Laser therapy is fast replacing prescription medication as the “go to” treatment for nail fungus. There are no pills to take, no side effects, and no interactions with medications. Laser treatment can be tolerated by anyone. Most importantly, laser treatment has been found to be up to 85% effective in test patients. The only downside to laser treatment is that it is not covered by most insurance carriers, so it is an out of pocket expense. Most patients require only one to two sessions, although there are studies that track up to 4 sessions in test patients. Most patients will notice some clearing in the nail at about 2 to 3 months with full clearing seen at about 8 months to 1 year.

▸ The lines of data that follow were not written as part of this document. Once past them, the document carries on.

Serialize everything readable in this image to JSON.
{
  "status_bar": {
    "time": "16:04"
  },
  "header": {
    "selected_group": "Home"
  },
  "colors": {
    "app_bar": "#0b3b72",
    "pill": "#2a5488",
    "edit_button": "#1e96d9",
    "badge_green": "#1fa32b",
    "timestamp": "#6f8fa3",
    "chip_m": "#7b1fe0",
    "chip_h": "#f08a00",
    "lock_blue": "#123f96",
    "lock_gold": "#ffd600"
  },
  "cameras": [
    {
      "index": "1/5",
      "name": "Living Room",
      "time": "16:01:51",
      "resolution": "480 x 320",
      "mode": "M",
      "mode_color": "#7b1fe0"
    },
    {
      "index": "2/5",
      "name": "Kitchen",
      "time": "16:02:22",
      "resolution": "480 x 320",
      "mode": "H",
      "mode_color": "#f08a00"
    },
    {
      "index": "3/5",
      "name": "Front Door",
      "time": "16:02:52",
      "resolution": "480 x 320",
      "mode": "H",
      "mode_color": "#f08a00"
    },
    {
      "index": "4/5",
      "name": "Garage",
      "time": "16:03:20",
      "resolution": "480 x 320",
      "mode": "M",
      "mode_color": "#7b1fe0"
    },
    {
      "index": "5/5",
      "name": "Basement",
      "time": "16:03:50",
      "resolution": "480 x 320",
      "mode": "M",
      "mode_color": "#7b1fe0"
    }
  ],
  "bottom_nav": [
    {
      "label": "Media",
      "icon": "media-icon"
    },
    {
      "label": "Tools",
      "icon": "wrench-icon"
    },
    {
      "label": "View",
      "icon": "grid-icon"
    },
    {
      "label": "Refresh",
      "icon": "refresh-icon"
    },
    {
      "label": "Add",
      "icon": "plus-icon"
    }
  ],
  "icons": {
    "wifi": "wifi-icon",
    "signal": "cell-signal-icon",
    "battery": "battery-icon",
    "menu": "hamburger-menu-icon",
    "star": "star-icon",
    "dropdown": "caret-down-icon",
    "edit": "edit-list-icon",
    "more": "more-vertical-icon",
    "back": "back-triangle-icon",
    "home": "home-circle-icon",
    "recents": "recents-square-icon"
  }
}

The most extreme form of treatment for nail fungus is to surgically remove the nail. This is usually reserved for patients with very thick toenails who just “do not want to have to deal with it anymore.” These patients usually have pain associated with the extreme thickness of their toenail. It is typical for these patients to deal with these nail problems for decades. In our office, when we perform the procedure, we remove the nail permanently. We do this because a temporary procedure that allows the nail to grow back does not insure a “clear” nail will grow in the old nail's place. When you remove a nail, you disrupt the root of the nail, and in essence, cause injury to the root and the nail bed. If you have read the previous articles I've written about nail fungus, you will know that nail injury can mimic the look of nail fungus. So, if we temporarily remove the nail, but damage the nail bed and the root in the process, the new nail that grows back (while it may not be fungal) may be injured and thus “look” fungal. If that is the case you just went through a nail procedure for nothing. Why? Because you still have a fungal looking nail. So, if you choose to go the surgical route, my advice is permanent nail removal.

* Our next article deals with what to do AFTER your nails are cleared of fungus.